                                1. re: DanaB

                                  Well, what the heck is the "Extra Super Mule" at Gilbert's El Indio, anyway? Anybody who disses SF's Mission Burritos should be forced to eat one of those.

                                  1. re: DanaB

                                    I agree. I enjoy the burritos at Chipotle. The ingredients are fresh and the steak has a great flavor.

                                  2. I like Chipotle too...good salsas...learned about the place after Ozzy Osbourne went on and on about the joint on his show. Anybody else remember that episode when he was eating the burritos everyday? Too funny.
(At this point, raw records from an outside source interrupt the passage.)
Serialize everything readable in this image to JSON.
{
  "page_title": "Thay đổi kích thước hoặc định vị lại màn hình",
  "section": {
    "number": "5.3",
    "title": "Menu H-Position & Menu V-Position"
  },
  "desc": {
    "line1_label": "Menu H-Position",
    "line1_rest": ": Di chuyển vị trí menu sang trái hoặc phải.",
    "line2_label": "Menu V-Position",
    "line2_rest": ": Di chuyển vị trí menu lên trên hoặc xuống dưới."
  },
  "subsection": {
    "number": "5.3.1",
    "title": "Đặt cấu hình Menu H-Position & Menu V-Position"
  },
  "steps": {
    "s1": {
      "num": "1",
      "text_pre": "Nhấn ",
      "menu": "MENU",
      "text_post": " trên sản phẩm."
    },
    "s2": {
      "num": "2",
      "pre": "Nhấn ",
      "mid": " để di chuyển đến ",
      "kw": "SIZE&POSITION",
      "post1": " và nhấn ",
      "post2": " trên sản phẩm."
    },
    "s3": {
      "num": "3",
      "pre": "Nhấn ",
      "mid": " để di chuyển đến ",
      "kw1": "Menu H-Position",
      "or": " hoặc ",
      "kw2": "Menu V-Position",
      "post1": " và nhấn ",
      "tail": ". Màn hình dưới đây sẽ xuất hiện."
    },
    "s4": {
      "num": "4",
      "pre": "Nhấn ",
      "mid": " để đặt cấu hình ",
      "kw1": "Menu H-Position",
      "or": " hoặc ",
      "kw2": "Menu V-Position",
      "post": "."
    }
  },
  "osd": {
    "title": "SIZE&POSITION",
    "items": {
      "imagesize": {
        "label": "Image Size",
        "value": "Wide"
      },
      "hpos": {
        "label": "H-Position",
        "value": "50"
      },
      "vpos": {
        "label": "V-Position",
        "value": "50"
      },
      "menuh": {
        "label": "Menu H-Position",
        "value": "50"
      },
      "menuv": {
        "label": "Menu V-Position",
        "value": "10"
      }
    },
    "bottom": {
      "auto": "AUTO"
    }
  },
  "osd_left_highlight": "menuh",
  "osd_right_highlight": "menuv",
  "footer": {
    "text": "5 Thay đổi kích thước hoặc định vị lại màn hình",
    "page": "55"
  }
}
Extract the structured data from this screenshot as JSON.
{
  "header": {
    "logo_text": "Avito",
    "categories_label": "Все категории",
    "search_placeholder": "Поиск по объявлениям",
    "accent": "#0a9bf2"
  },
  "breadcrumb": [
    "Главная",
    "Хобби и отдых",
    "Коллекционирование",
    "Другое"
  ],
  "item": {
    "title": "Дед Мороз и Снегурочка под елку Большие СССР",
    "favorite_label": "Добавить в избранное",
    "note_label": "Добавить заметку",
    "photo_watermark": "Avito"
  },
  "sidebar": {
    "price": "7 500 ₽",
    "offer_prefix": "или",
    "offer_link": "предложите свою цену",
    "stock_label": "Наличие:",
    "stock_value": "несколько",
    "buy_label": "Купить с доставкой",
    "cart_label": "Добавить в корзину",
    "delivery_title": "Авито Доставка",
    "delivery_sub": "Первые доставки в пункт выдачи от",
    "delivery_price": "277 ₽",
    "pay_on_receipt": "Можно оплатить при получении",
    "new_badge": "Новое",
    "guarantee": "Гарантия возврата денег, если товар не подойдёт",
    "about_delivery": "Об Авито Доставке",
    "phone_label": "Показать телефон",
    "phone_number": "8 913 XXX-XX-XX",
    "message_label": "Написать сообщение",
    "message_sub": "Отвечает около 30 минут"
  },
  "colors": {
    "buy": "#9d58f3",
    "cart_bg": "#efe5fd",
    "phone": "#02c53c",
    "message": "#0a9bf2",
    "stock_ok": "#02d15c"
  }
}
                                    1. I like Chipotle once in a while and probably have eaten there a dozen times at various locations. Its just too bad that filings are LOADED with salt and no one that works there seems to know how to roll a burrito so it just falls apart halfway through. Also they think the more rice they add, the more it looks bigger, the better the burrito is.

                                      What really gets me tough is that they make the cilantro lime rice right at the store, but never seem to know what cilantro is or have any available.

                                      1. For what's it worth, when I lived in Texas mission-style burritos were known as "white boy burritos."

                                        1. Are you new to So. Cal.? If you are, I'd suggest taking a vacation from your search for mission style burritos and sampling other tasty menu items offered at your local taqueria or Mexican restaruant.

                                          1. Baja Fresh makes them this way if you get the Burrito Mexicano. I never knew what a mission-style burrito was before. Thanks for filling me in.

                                            1. Burritos have hit Toronto in the last three years for which I am grateful. Partly due to the returnees from California I suspect.

                                              Rather than going with a standard Mission style what's developed here is a weird mix of the West Coast burrito styles. A burrito with rice and the usual suspects from a Mission burrito, but not steamed. The size is also much smaller than the average SF burrito. Another local variant is offering not only chicken, steak, and pork but also deep fried halibut (done like the fish in fish and chips, another local favourite). I know that this can be done for fish tacos, but has anyone ever heard of halibut burritos?

                                              3 Replies
                                                1. re: Robert Lauriston

                                                  Flat top grills are used mostly. They grill the packaged burrito for a couple of minutes on one side and then turn it over like a burger to do the other side. I was flummoxed the first time I saw it done.

                                                2. re: mikeb

                                                  The way I eat, any kind of fish in a burrito is going to keep the front of my shirt a lot cleaner than fish/filling falling out the open side of a taco. So at home sometimes I make fish burritos, wonder what a fish chimicanga would be like?

                                                  How about double fried fish chimichangas, first batter and fry the fish, then wrap it up with some condiments inside a burrito sized flour tortilla and fry that baby. Heart attack city!

                                                3. Hmmm... Halibut...

                                                  While not expressly halibut, but in So Cal, again from the demands of my Chicano Breathren, you can get 'Baja style' fish burritos that use flakey white fish similar to Halibut. Halibut is rather pricy here, so I'm guessing that is what keeps them from using that particular fish.

                                                  But Fish Burritos including Shrimp have been around for a while...